### WORK REQUIRED
Your answer should be a single number: how many lines of the material below contain "Hurons".

** DATA TO USE follows **

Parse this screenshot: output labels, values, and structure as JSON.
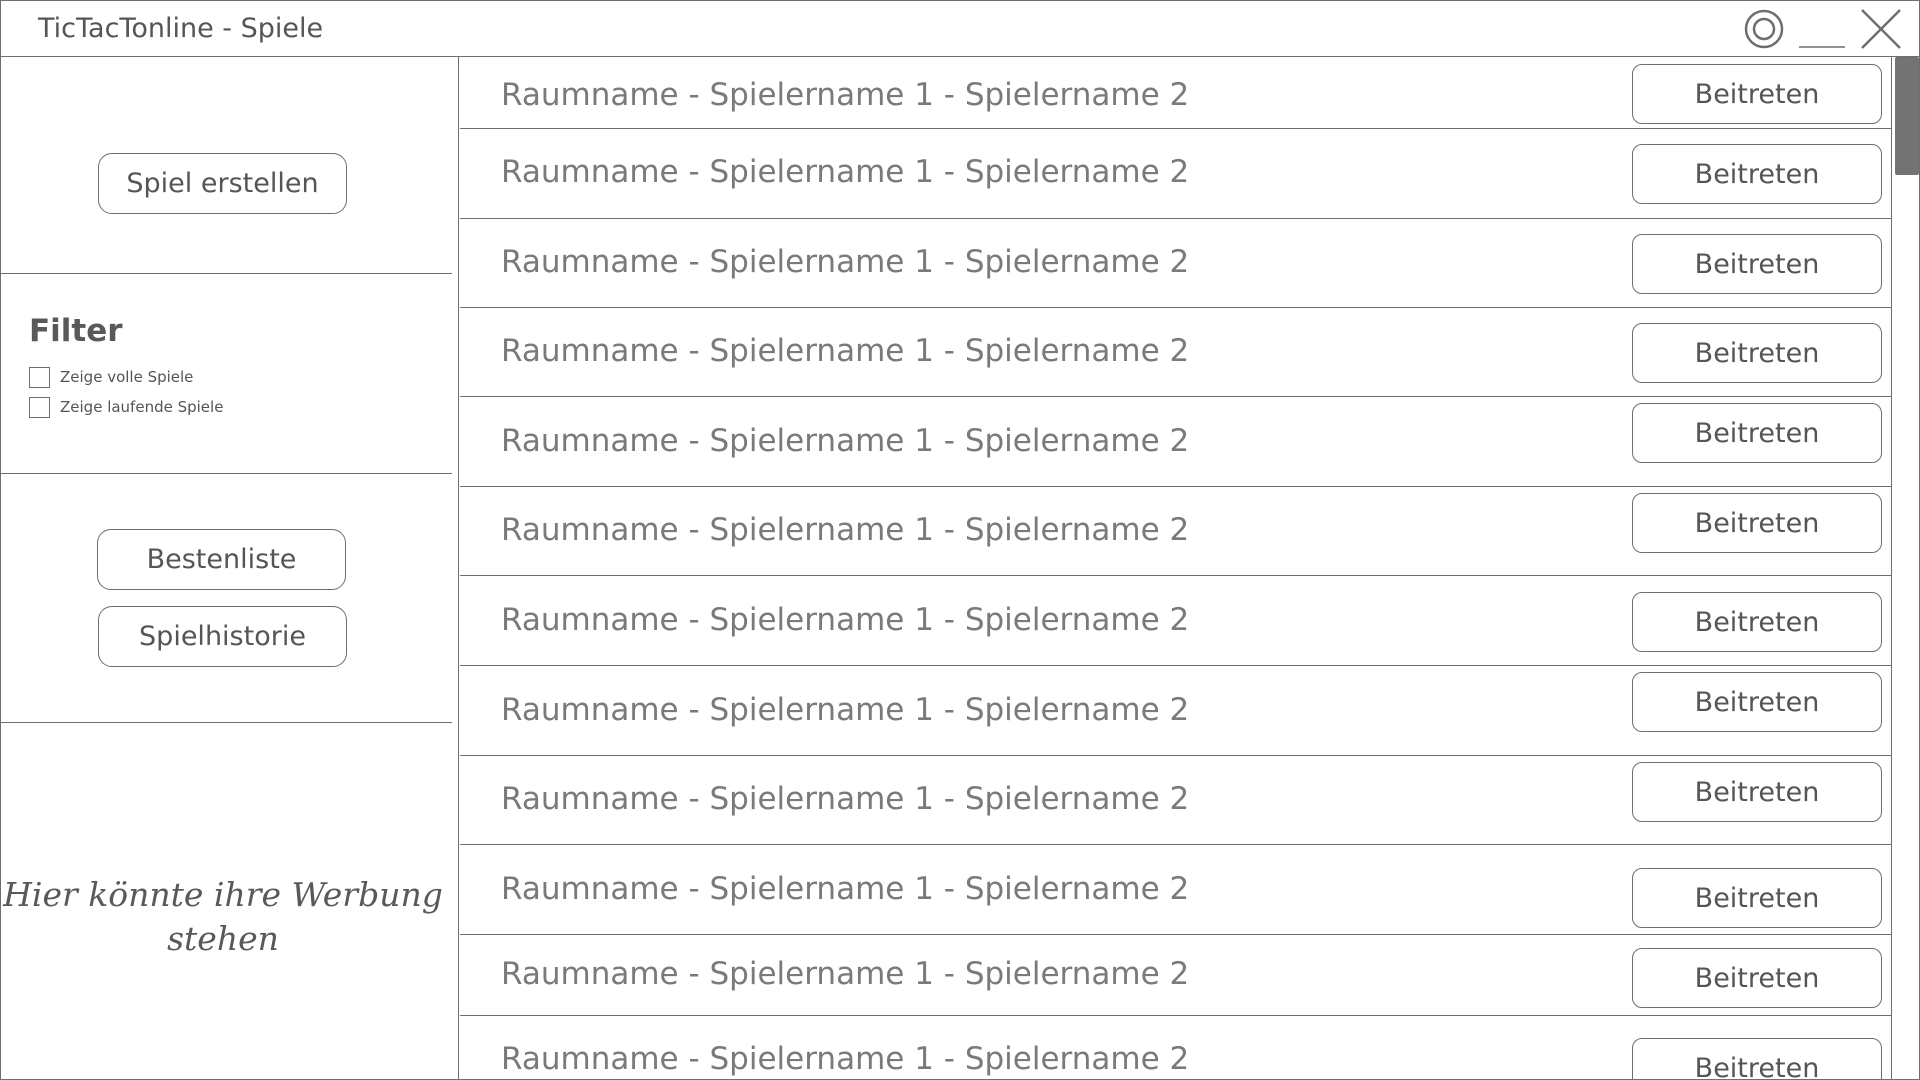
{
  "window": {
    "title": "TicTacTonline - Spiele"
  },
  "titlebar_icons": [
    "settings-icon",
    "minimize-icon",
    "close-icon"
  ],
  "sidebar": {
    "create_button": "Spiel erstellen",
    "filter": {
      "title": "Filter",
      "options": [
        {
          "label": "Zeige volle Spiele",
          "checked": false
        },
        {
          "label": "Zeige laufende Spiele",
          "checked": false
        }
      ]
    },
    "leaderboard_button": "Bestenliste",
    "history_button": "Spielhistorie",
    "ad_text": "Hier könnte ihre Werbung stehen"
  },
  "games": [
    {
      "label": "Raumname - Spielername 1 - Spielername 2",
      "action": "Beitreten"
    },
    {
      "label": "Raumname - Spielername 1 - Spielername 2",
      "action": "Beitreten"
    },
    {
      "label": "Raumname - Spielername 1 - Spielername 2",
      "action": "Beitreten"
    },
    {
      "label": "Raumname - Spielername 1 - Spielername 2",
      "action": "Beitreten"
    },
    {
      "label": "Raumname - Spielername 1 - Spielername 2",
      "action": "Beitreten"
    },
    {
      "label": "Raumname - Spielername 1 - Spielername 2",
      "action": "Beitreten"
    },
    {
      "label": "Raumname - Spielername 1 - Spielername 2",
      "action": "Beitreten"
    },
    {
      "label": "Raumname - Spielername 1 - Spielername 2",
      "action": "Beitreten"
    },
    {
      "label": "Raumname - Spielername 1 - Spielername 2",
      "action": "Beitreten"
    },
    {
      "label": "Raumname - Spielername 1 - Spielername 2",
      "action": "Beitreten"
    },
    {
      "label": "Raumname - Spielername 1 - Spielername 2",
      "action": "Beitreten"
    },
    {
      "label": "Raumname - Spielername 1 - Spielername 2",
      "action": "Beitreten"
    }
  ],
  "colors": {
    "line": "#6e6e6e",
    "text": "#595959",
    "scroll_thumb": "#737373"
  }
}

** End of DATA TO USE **
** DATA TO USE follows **

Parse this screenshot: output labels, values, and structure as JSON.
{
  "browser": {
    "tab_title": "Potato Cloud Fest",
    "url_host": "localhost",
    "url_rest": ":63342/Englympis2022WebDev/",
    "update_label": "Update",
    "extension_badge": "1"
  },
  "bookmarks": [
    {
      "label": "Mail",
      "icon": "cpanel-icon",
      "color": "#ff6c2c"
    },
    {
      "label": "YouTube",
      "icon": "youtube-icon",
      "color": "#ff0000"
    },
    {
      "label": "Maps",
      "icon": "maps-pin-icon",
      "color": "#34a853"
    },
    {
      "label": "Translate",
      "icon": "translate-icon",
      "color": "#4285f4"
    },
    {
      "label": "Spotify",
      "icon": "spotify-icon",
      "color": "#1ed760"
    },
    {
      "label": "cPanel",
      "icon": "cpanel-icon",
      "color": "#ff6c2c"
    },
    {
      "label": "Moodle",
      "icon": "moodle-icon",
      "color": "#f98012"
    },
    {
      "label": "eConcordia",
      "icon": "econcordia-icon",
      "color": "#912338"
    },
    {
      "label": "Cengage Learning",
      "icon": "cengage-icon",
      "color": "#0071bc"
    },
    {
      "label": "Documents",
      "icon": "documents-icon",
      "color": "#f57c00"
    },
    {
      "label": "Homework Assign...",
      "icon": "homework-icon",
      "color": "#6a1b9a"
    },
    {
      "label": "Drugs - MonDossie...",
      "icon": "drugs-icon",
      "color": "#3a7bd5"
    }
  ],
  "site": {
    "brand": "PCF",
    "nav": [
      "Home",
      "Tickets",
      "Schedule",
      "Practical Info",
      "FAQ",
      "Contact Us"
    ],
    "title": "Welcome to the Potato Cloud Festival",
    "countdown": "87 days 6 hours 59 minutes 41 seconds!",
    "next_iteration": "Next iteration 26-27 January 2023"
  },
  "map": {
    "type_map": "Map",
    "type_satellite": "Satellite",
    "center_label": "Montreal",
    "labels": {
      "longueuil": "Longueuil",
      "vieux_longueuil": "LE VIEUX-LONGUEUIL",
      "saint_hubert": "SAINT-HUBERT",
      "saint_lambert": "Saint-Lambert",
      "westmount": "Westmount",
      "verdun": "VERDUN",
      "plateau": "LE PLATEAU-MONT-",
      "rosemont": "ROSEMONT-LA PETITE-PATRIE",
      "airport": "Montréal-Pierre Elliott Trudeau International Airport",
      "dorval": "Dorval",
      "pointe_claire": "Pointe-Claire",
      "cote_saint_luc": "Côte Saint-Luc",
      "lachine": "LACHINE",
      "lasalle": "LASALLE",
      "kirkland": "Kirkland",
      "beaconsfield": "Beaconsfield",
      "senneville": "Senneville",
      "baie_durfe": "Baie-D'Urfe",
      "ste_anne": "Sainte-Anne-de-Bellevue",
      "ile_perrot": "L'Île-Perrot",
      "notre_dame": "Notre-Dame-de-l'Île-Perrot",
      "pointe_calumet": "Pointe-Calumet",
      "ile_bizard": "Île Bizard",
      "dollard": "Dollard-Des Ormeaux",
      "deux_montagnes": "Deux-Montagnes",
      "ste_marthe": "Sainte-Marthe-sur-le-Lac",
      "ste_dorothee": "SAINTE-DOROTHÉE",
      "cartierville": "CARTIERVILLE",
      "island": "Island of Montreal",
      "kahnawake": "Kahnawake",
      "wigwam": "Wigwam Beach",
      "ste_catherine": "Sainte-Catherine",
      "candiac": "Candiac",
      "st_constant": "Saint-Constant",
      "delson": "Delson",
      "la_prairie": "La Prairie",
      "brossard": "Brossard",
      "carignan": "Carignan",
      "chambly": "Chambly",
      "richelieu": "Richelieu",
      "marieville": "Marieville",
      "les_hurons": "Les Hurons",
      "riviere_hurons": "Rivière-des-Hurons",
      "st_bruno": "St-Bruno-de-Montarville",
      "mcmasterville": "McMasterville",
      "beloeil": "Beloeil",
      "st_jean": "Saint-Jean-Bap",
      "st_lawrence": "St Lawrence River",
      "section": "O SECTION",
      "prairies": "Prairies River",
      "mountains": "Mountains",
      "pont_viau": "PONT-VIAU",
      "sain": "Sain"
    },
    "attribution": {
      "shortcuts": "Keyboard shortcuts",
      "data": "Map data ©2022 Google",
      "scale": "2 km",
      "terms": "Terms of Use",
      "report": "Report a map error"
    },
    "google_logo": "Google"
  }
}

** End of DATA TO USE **

### OUTPUT OF THE TASK
2